Report how many lines in the records below hold "Analysis", with no other output.

-- DATA FOR THIS EXERCISE --
------------------------------
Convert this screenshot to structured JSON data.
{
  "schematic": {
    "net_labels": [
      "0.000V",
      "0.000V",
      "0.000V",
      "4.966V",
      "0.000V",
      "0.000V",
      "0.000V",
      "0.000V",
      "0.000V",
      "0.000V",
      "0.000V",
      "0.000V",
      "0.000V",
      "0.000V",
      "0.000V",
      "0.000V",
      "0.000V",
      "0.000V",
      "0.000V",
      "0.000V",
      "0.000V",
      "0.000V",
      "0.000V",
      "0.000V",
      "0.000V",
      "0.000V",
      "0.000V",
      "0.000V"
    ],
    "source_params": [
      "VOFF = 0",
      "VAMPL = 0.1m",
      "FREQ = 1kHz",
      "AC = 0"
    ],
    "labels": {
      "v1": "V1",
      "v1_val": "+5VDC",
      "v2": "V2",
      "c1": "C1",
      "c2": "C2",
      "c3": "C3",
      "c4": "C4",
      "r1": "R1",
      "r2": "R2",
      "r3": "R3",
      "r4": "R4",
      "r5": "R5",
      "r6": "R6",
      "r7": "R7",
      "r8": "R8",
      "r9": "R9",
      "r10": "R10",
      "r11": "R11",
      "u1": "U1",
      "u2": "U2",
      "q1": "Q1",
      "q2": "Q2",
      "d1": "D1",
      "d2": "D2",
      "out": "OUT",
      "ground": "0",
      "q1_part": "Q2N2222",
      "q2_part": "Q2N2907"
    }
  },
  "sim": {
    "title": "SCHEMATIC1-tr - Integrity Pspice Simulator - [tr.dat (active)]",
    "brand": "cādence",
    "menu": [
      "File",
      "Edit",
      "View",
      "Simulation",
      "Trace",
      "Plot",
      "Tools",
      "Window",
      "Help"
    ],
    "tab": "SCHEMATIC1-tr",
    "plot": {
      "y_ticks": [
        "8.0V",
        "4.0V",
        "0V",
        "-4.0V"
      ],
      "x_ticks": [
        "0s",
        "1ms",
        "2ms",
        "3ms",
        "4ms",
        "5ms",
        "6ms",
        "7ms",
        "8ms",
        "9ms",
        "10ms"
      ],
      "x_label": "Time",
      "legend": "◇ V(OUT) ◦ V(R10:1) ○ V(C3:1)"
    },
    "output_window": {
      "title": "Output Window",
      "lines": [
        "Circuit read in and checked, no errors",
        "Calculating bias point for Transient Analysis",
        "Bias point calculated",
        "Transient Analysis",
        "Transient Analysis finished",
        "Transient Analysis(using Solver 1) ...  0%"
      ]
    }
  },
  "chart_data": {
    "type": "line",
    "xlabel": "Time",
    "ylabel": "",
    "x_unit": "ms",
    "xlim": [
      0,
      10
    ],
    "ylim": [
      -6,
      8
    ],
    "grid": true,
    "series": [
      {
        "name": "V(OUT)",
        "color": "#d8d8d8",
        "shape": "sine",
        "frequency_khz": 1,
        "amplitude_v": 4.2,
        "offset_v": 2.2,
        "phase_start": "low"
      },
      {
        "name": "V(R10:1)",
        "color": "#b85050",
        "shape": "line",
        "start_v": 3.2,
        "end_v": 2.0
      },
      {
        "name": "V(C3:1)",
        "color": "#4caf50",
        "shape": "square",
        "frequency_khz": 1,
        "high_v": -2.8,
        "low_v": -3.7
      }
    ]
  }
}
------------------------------
-- FINISHED TASK --
4